Without the use of leverage, a system may well make a return not so very different from buy and hold. But it may be able to achieve that return with less risk in terms of peak to valley draw down and volatility. With the use of leverage you may indeed make staggering returns for a period and equally staggering losses when the tide turns against you.
Without further ado, here is a trend following system I have been playing around with. It aims to follow the market: buying the base currency against the quote when the base currency trend is up and the reverse when the trend is down.
I made no provision for interest paid and received on balances since the aim was to see what may be achievable on price alone.
If set to use “leverage”, short positions are achieved within the limits prescribed.
The following back test uses the following parameters to trade the USD/ARS currency pair. An example of a strong and continuing trend in the extreme. Needless to say the hypothetical profits are huge.
What you need to do next is to take a currency pair where the trend is less accentuated and persistent and you will find the same parameters result in a less than ideal output. The tendency will be to fiddle endlessly with the parameters to achieve similarly spectacular results but the more mature option is to choose more moderate parameters which will suit a wide range of currency pairs and to trade a portfolio.
Once again, it is essential to back test. And it is essential to learn how to code.
Learning a coding language will be an uphill struggle but will reap lasting rewards. Even if you invest or trade on fundamentals rather than technical patterns, back testing is essential and can help you decide whether your view of the markets is reasonable or, by contrast misguided.
It is just as easy to back test fundamentals, given the data, as indicators based on price. And you are better to start from scratch using you own small programs than becoming overwhelmed using a massive commerical program where you will get lost in the details.
Start small and you will achieve freedom.
Parameters and Results
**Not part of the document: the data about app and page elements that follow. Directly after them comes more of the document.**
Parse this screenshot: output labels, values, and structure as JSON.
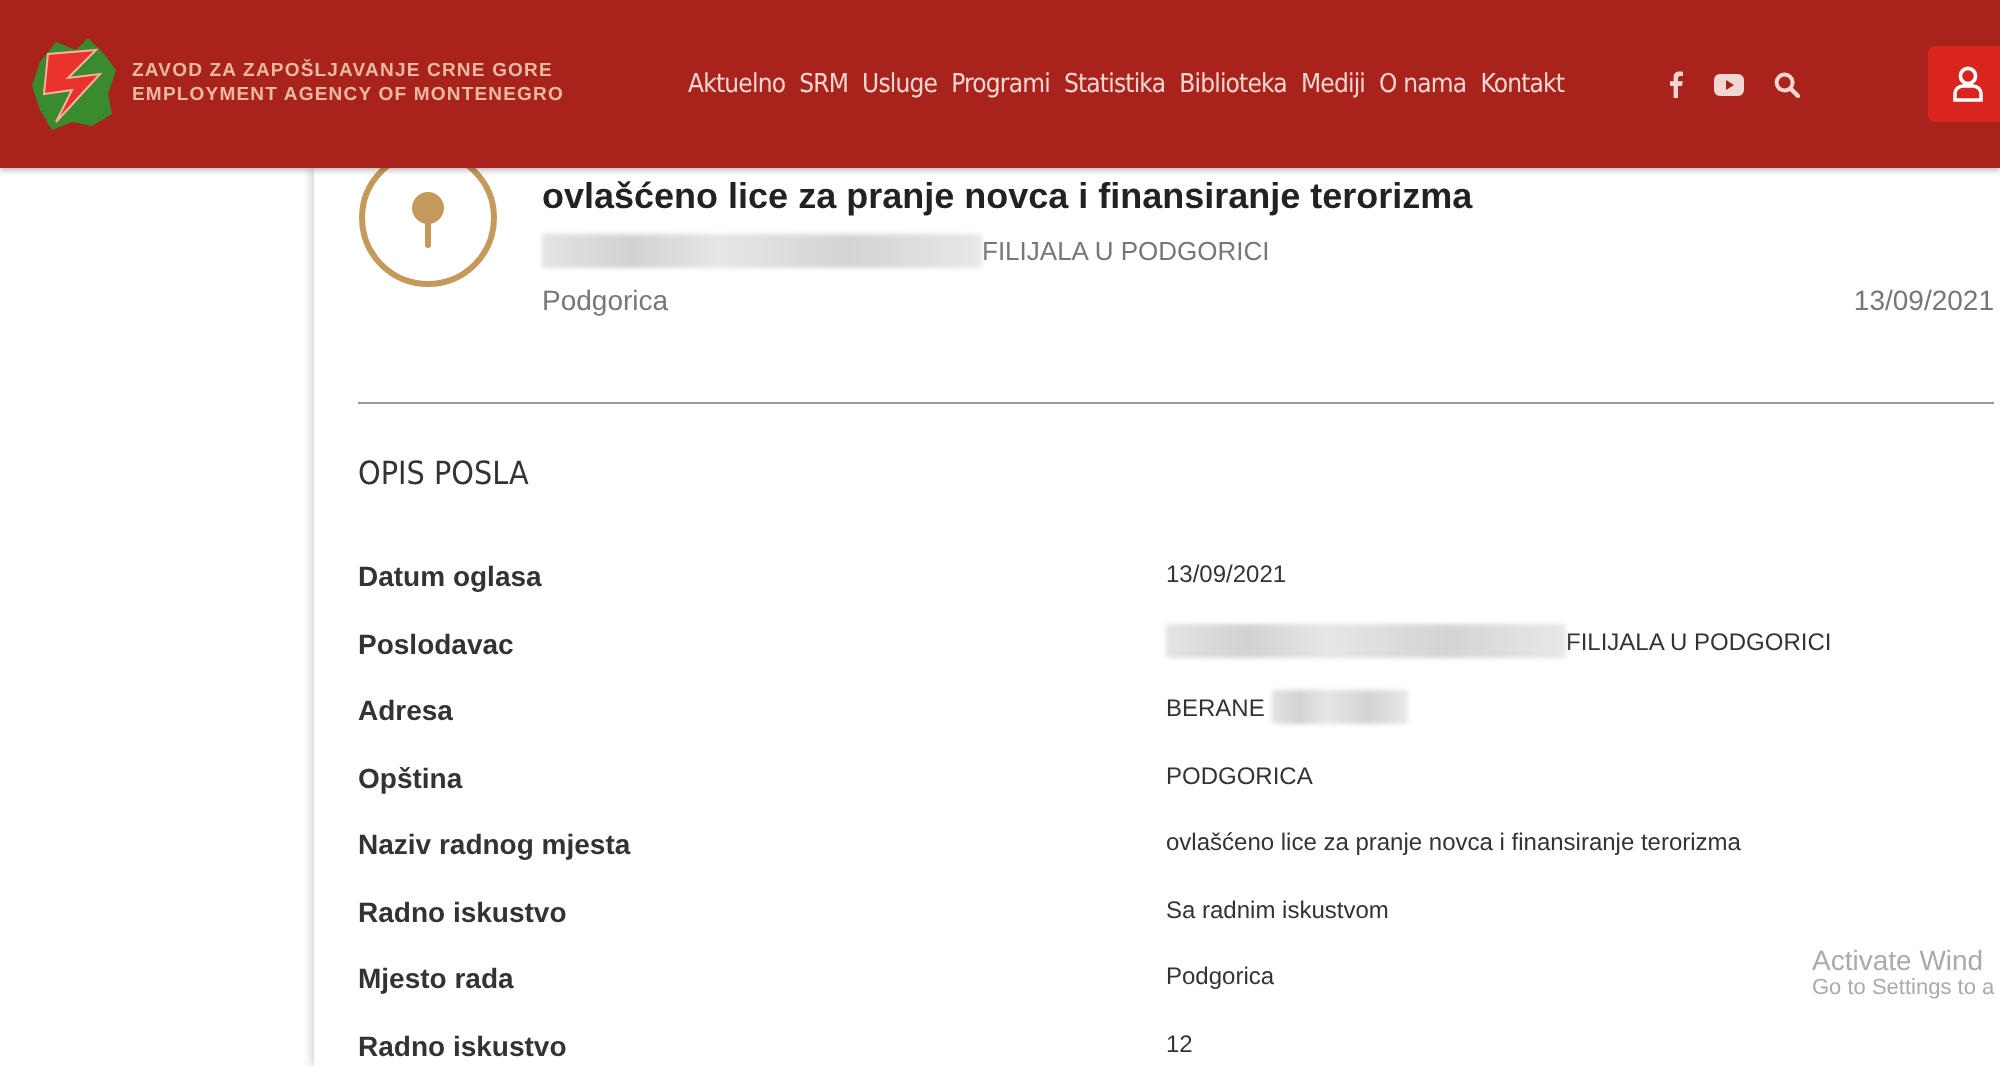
{
  "header": {
    "logo_line_1": "ZAVOD ZA ZAPOŠLJAVANJE CRNE GORE",
    "logo_line_2": "EMPLOYMENT AGENCY OF MONTENEGRO",
    "nav": [
      {
        "label": "Aktuelno"
      },
      {
        "label": "SRM"
      },
      {
        "label": "Usluge"
      },
      {
        "label": "Programi"
      },
      {
        "label": "Statistika"
      },
      {
        "label": "Biblioteka"
      },
      {
        "label": "Mediji"
      },
      {
        "label": "O nama"
      },
      {
        "label": "Kontakt"
      }
    ]
  },
  "job": {
    "title": "ovlašćeno lice za pranje novca i finansiranje terorizma",
    "employer": "FILIJALA U PODGORICI",
    "blurred_before": true,
    "city": "Podgorica",
    "date": "13/09/2021"
  },
  "section_title": "OPIS POSLA",
  "details": [
    {
      "label": "Datum oglasa",
      "value": "13/09/2021",
      "blurred_before": false,
      "blurred_after": false
    },
    {
      "label": "Poslodavac",
      "value": "FILIJALA U PODGORICI",
      "blurred_before": true,
      "blurred_after": false
    },
    {
      "label": "Adresa",
      "value": "BERANE",
      "blurred_before": false,
      "blurred_after": true
    },
    {
      "label": "Opština",
      "value": "PODGORICA",
      "blurred_before": false,
      "blurred_after": false
    },
    {
      "label": "Naziv radnog mjesta",
      "value": "ovlašćeno lice za pranje novca i finansiranje terorizma",
      "blurred_before": false,
      "blurred_after": false
    },
    {
      "label": "Radno iskustvo",
      "value": "Sa radnim iskustvom",
      "blurred_before": false,
      "blurred_after": false
    },
    {
      "label": "Mjesto rada",
      "value": "Podgorica",
      "blurred_before": false,
      "blurred_after": false
    },
    {
      "label": "Radno iskustvo",
      "value": "12",
      "blurred_before": false,
      "blurred_after": false
    }
  ],
  "os_notice": {
    "line_1": "Activate Wind",
    "line_2": "Go to Settings to a"
  }
}
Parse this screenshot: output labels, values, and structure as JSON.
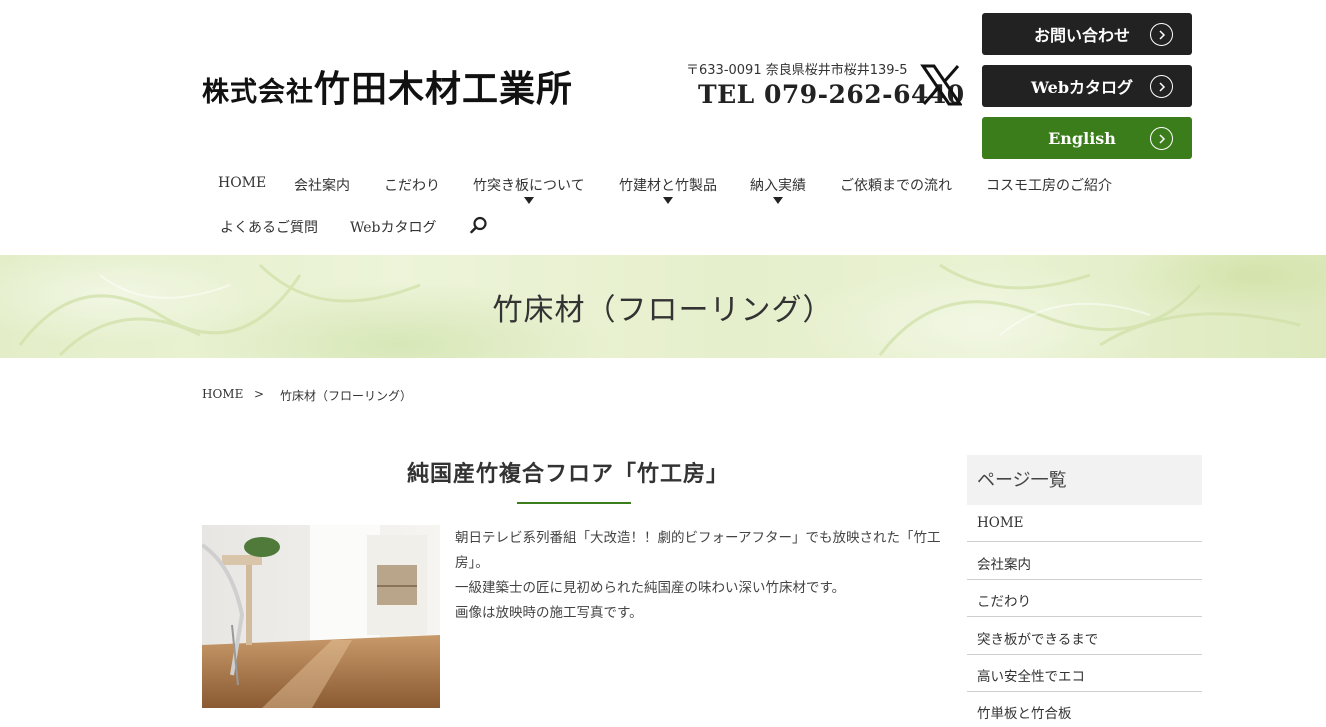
{
  "header": {
    "logo_prefix": "株式会社",
    "logo_main": "竹田木材工業所",
    "address": "〒633-0091 奈良県桜井市桜井139-5",
    "tel": "TEL 079-262-6440",
    "buttons": [
      {
        "label": "お問い合わせ"
      },
      {
        "label": "Webカタログ"
      },
      {
        "label": "English"
      }
    ],
    "accent": "#3a7d1a"
  },
  "nav": {
    "items": [
      {
        "label": "HOME"
      },
      {
        "label": "会社案内"
      },
      {
        "label": "こだわり"
      },
      {
        "label": "竹突き板について"
      },
      {
        "label": "竹建材と竹製品"
      },
      {
        "label": "納入実績"
      },
      {
        "label": "ご依頼までの流れ"
      },
      {
        "label": "コスモ工房のご紹介"
      },
      {
        "label": "よくあるご質問"
      },
      {
        "label": "Webカタログ"
      }
    ]
  },
  "banner": {
    "title": "竹床材（フローリング）"
  },
  "breadcrumb": {
    "home": "HOME",
    "separator": ">",
    "current": "竹床材（フローリング）"
  },
  "main": {
    "section_title": "純国産竹複合フロア「竹工房」",
    "paragraphs": [
      "朝日テレビ系列番組「大改造！！劇的ビフォーアフター」でも放映された「竹工房」。",
      "一級建築士の匠に見初められた純国産の味わい深い竹床材です。",
      "画像は放映時の施工写真です。"
    ]
  },
  "sidebar": {
    "heading": "ページ一覧",
    "items": [
      {
        "label": "HOME"
      },
      {
        "label": "会社案内"
      },
      {
        "label": "こだわり"
      },
      {
        "label": "突き板ができるまで"
      },
      {
        "label": "高い安全性でエコ"
      },
      {
        "label": "竹単板と竹合板"
      }
    ]
  }
}
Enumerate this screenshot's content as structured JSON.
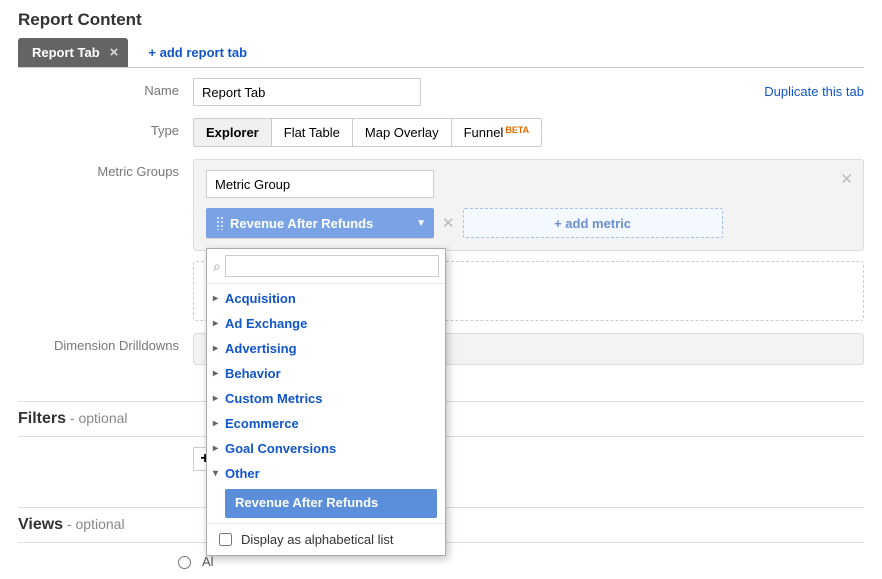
{
  "header": {
    "title": "Report Content"
  },
  "tabs": {
    "current": "Report Tab",
    "add_label": "+ add report tab"
  },
  "labels": {
    "name": "Name",
    "type": "Type",
    "metric_groups": "Metric Groups",
    "dimension_drilldowns": "Dimension Drilldowns",
    "duplicate": "Duplicate this tab"
  },
  "name_field": {
    "value": "Report Tab"
  },
  "type_toggle": {
    "options": [
      {
        "label": "Explorer",
        "active": true
      },
      {
        "label": "Flat Table",
        "active": false
      },
      {
        "label": "Map Overlay",
        "active": false
      },
      {
        "label": "Funnel",
        "badge": "BETA",
        "active": false
      }
    ]
  },
  "metric_group": {
    "name_value": "Metric Group",
    "chip_label": "Revenue After Refunds",
    "add_metric_label": "+ add metric"
  },
  "dropdown": {
    "categories": [
      "Acquisition",
      "Ad Exchange",
      "Advertising",
      "Behavior",
      "Custom Metrics",
      "Ecommerce",
      "Goal Conversions"
    ],
    "open_category": "Other",
    "open_items": [
      "Revenue After Refunds"
    ],
    "alpha_label": "Display as alphabetical list"
  },
  "sections": {
    "filters_strong": "Filters",
    "views_strong": "Views",
    "optional": " - optional"
  },
  "views": {
    "radio_label_partial": "Al"
  }
}
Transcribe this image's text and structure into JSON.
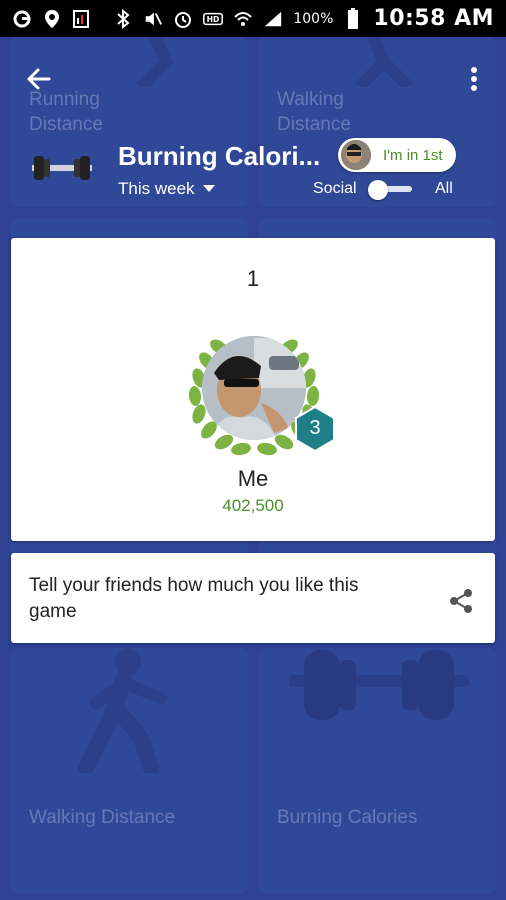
{
  "status_bar": {
    "battery": "100%",
    "time": "10:58 AM"
  },
  "header": {
    "title": "Burning Calori...",
    "period_selector": "This week",
    "rank_badge": "I'm in 1st",
    "toggle_left_label": "Social",
    "toggle_right_label": "All"
  },
  "background_tiles": {
    "top_left_label": "Running Distance",
    "top_right_label": "Walking Distance",
    "bottom_left_label": "Walking Distance",
    "bottom_right_label": "Burning Calories"
  },
  "leaderboard_card": {
    "rank": "1",
    "level": "3",
    "name": "Me",
    "score": "402,500"
  },
  "share_card": {
    "text": "Tell your friends how much you like this game"
  },
  "colors": {
    "background": "#2f4192",
    "score_green": "#4b8f2a",
    "level_badge": "#1f7f87",
    "laurel": "#7cb342"
  }
}
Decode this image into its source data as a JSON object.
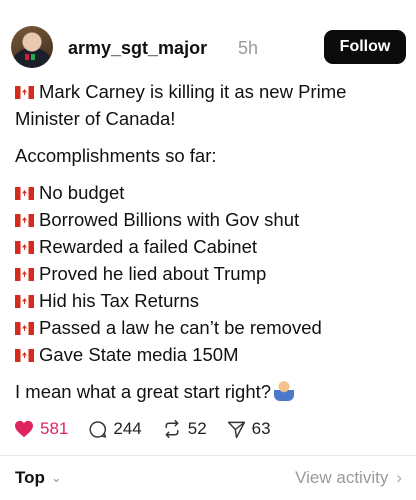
{
  "post": {
    "username": "army_sgt_major",
    "time": "5h",
    "follow_label": "Follow",
    "intro_line1": "Mark Carney is killing it as new Prime",
    "intro_line2": "Minister of Canada!",
    "accomplishments_heading": "Accomplishments so far:",
    "items": [
      "No budget",
      "Borrowed Billions with Gov shut",
      "Rewarded a failed Cabinet",
      "Proved he lied about Trump",
      "Hid his Tax Returns",
      "Passed a law he can’t be removed",
      "Gave State media 150M"
    ],
    "closing": "I mean what a great start right?",
    "flag_icon": "canada-flag-icon",
    "emoji_icon": "person-shrugging-icon"
  },
  "actions": {
    "likes": "581",
    "comments": "244",
    "reposts": "52",
    "shares": "63",
    "like_color": "#e0245e"
  },
  "footer": {
    "sort_label": "Top",
    "view_activity_label": "View activity"
  }
}
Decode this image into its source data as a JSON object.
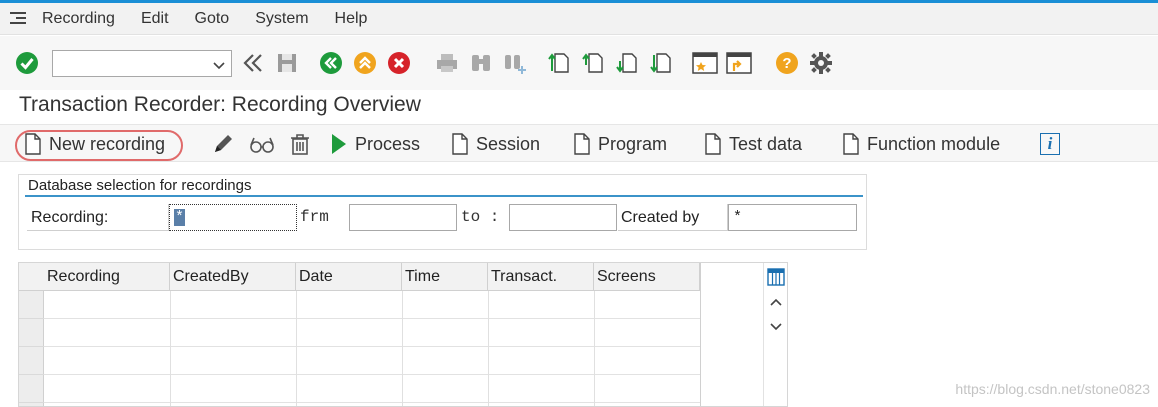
{
  "menu": {
    "items": [
      {
        "label": "Recording"
      },
      {
        "label": "Edit"
      },
      {
        "label": "Goto"
      },
      {
        "label": "System"
      },
      {
        "label": "Help"
      }
    ]
  },
  "toolbar": {
    "command_field_value": ""
  },
  "page": {
    "title": "Transaction Recorder: Recording Overview"
  },
  "app_toolbar": {
    "new_recording": "New recording",
    "process": "Process",
    "session": "Session",
    "program": "Program",
    "test_data": "Test data",
    "function_module": "Function module",
    "info": "i"
  },
  "selection": {
    "header": "Database selection for recordings",
    "recording_label": "Recording:",
    "recording_value": "*",
    "from_label": "frm",
    "from_value": "",
    "to_label": "to :",
    "to_value": "",
    "created_by_label": "Created by",
    "created_by_value": "*"
  },
  "table": {
    "columns": [
      "Recording",
      "CreatedBy",
      "Date",
      "Time",
      "Transact.",
      "Screens"
    ],
    "rows": []
  },
  "watermark": "https://blog.csdn.net/stone0823",
  "colors": {
    "green": "#1e9b3c",
    "orange": "#f0a41e",
    "red": "#d6232a",
    "accent_blue": "#1a8fd6",
    "highlight_red": "#e06a6a"
  }
}
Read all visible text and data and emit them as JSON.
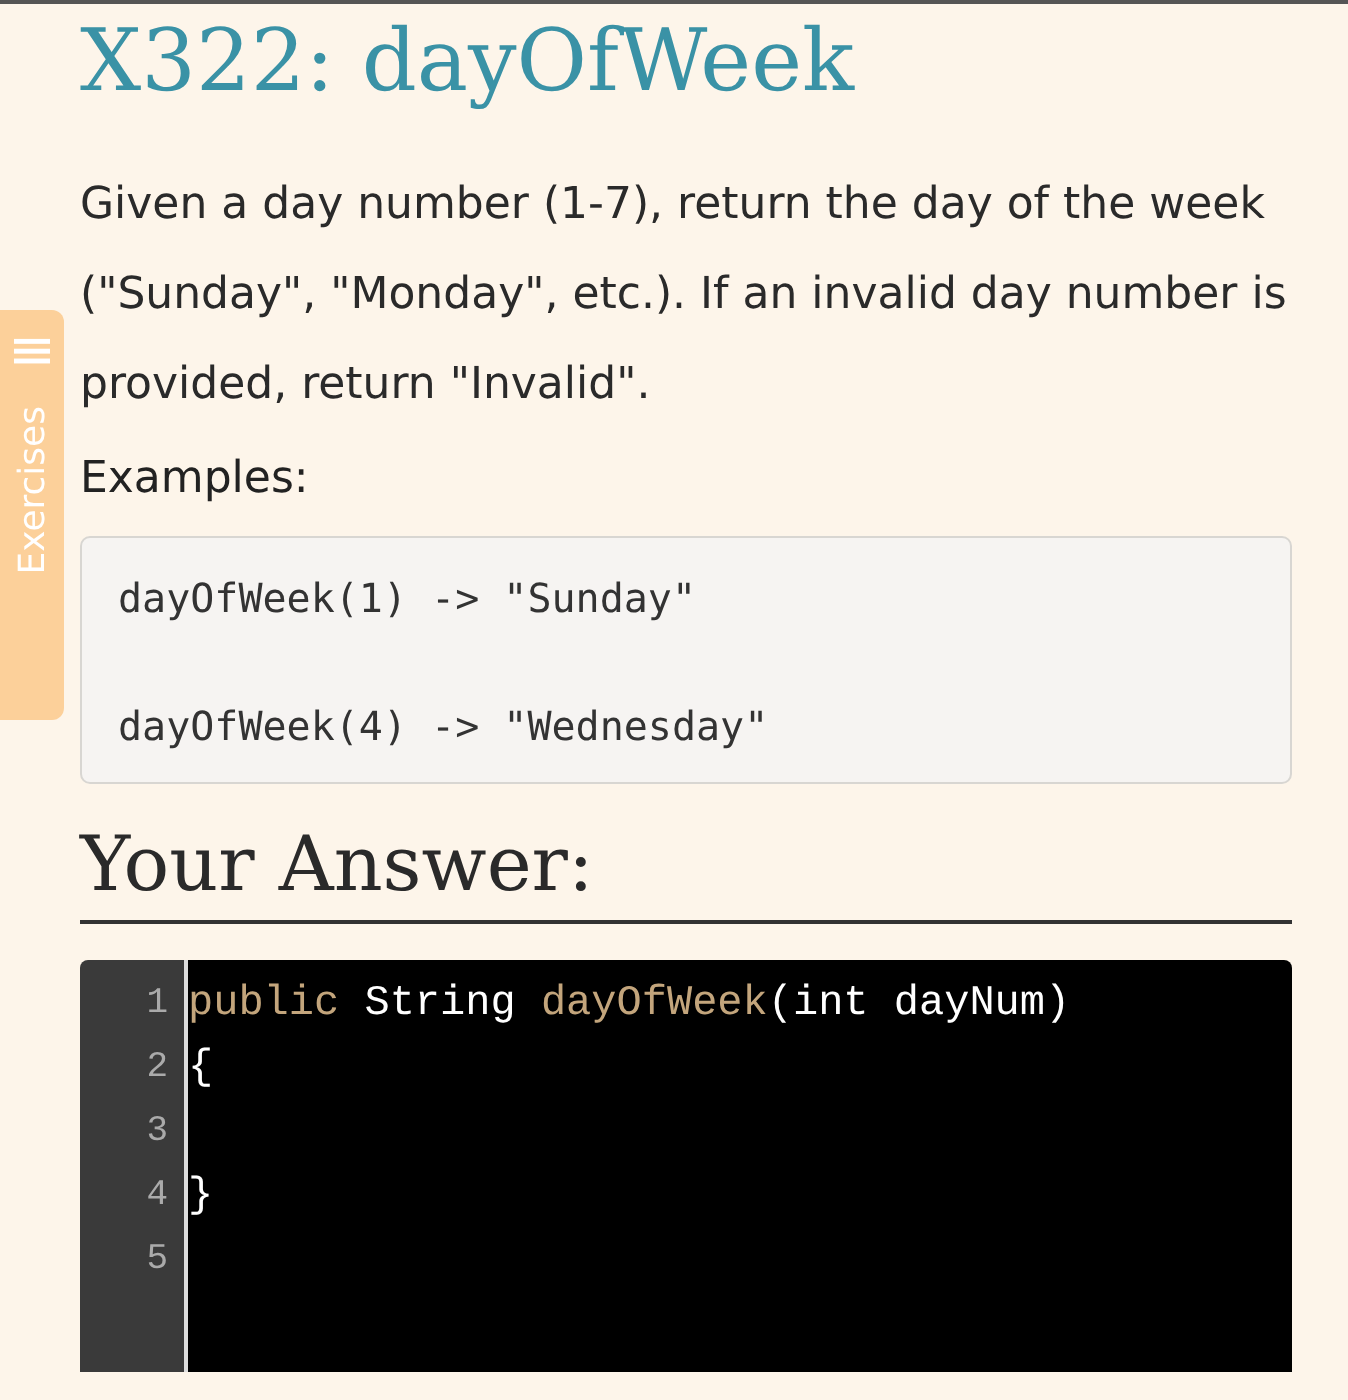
{
  "title": "X322: dayOfWeek",
  "description": "Given a day number (1-7), return the day of the week (\"Sunday\", \"Monday\", etc.). If an invalid day number is provided, return \"Invalid\".",
  "examples_label": "Examples:",
  "examples": [
    "dayOfWeek(1) -> \"Sunday\"",
    "dayOfWeek(4) -> \"Wednesday\""
  ],
  "side_tab": {
    "label": "Exercises"
  },
  "answer_heading": "Your Answer:",
  "editor": {
    "lines": [
      {
        "number": "1",
        "tokens": [
          {
            "kind": "keyword",
            "text": "public"
          },
          {
            "kind": "plain",
            "text": " String "
          },
          {
            "kind": "keyword",
            "text": "dayOfWeek"
          },
          {
            "kind": "plain",
            "text": "(int dayNum)"
          }
        ]
      },
      {
        "number": "2",
        "tokens": [
          {
            "kind": "plain",
            "text": "{"
          }
        ]
      },
      {
        "number": "3"
      },
      {
        "number": "4",
        "tokens": [
          {
            "kind": "plain",
            "text": "}"
          }
        ]
      },
      {
        "number": "5"
      }
    ]
  }
}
start: datetime.date = ‘2014-11-07’
end: datetime.date = ‘2019-10-07’
base: float = 1000
quote: float = 16
bet_size: float = 0.1
comm: float = 0.001
profit_taking: str = False
profit_pct:int = 0.1
base_reset: float = 1
days_to_trade: int = 10
max_leverage: float = 4
sma_length: int = 5
lma_length: int = 20
Here is an explanation of the user defined variables:
SMA / LMA The trend filter is a moving average crossover. Setting moving average lengths of 5 and 20 will allow for rapid and close following of the trend. Settings of 50 and 200 will mean less trading and a system that is slower to react to change.
Bet Size. “bet_size” – represents the trade size in terms of a percentage of the amount of total equity held at the time of the relevant trade.
Commission Simulate commissions and spreads as a deduction from your trading equity.
Quote / Base. “quote” and “base” represent the amounts of quote and base currency held at the start of the test.
Profit Taking. If set to true, the base and quote currencies will be re-balanced each time the account equity rises by profit_pct, when the counter is reset.
Base Reset How to reset the account when profit taking. If set to 1, the entire account will be re-set as base currency. If set to 0.5 half the account will be reset to base and half to quote.
Days to Trade if set to 1, the system will trade every day – providing the trend and other filters allow trading for that day. Set to 20 to trade monthly or 60 to trade quarterly.
Max Leverage If set to zero, no base currency or quote currency will be sold unless there is a positive balance of such currency in the account. If set to 1, base or quote currency can be shorted up to the total value of equity in the account.
Here are the results of the back test:
Sample csv output files and charts can be downloaded free here.
And here are the charts: